The Forum wound up with a glittering closing ceremony on Friday 23 June. The weeklong deliberations in Vancouver paved the way for a new drive forward on the international urban agenda in a world of rapidly growing cities.
Just as the Habitat I Conference in Vancouver in 1976 placed local community concerns on the international agenda and highlighted the critical importance of inclusiveness, the Forum in Vancouver, 30 years later, lived up to its promise of moving ideas to action. The meeting and its glittering closing ceremony symbolized inclusiveness, with balanced participation from public, private and civil society sectors. Compared to previous sessions of the Forum, there was a notable increase in private sector participation.
From Vancouver that a new message resonated: the urban population of developing countries is set to double from 2 to 4 billion in the next 30 years.
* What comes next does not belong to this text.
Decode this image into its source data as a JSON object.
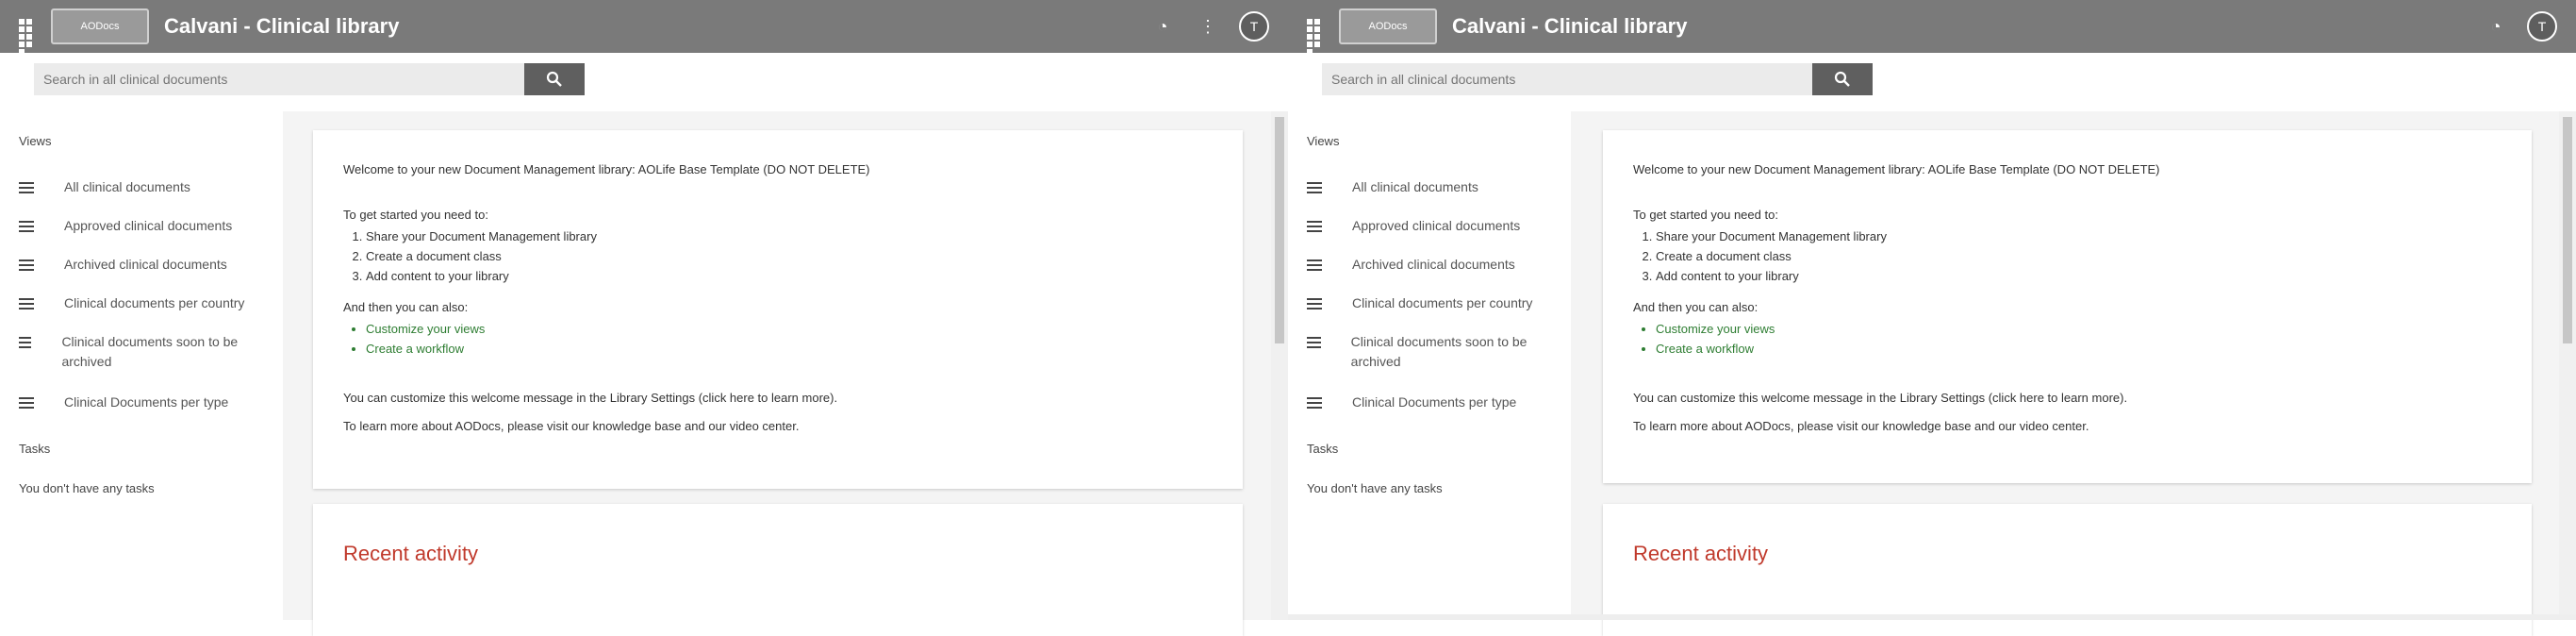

In the same time span, the developed world's urban population is projected to rise by only 11 percent.
This means, said Ms. Katherine Sierra, Vice-President and Network Head, Infrastructure, World Bank, and Enrique Peñalosa, the former Mayor of Bogotá, Colombia, that the magnitude of urban population growth confronting developing countries is about ten times that of the developed world.
"In short, these 2 billion new urban inhabitants will require the equivalent of planning, financing, and servicing facilities for a new city of 1 million people, every week for the next 30 years," Ms. Sierra said. "Imagine," said Mr. Peñalosa, "that means a new city each week the size of Vancouver."
Vancouver 2006 also brought governments and municipalities closer to grassroots women's organizations, youth groups, the representatives of slum dwellers and other non-governmental organizations than ever before at such an international meeting, building on the precedent set by UN-HABITAT for more inclusive international meetings.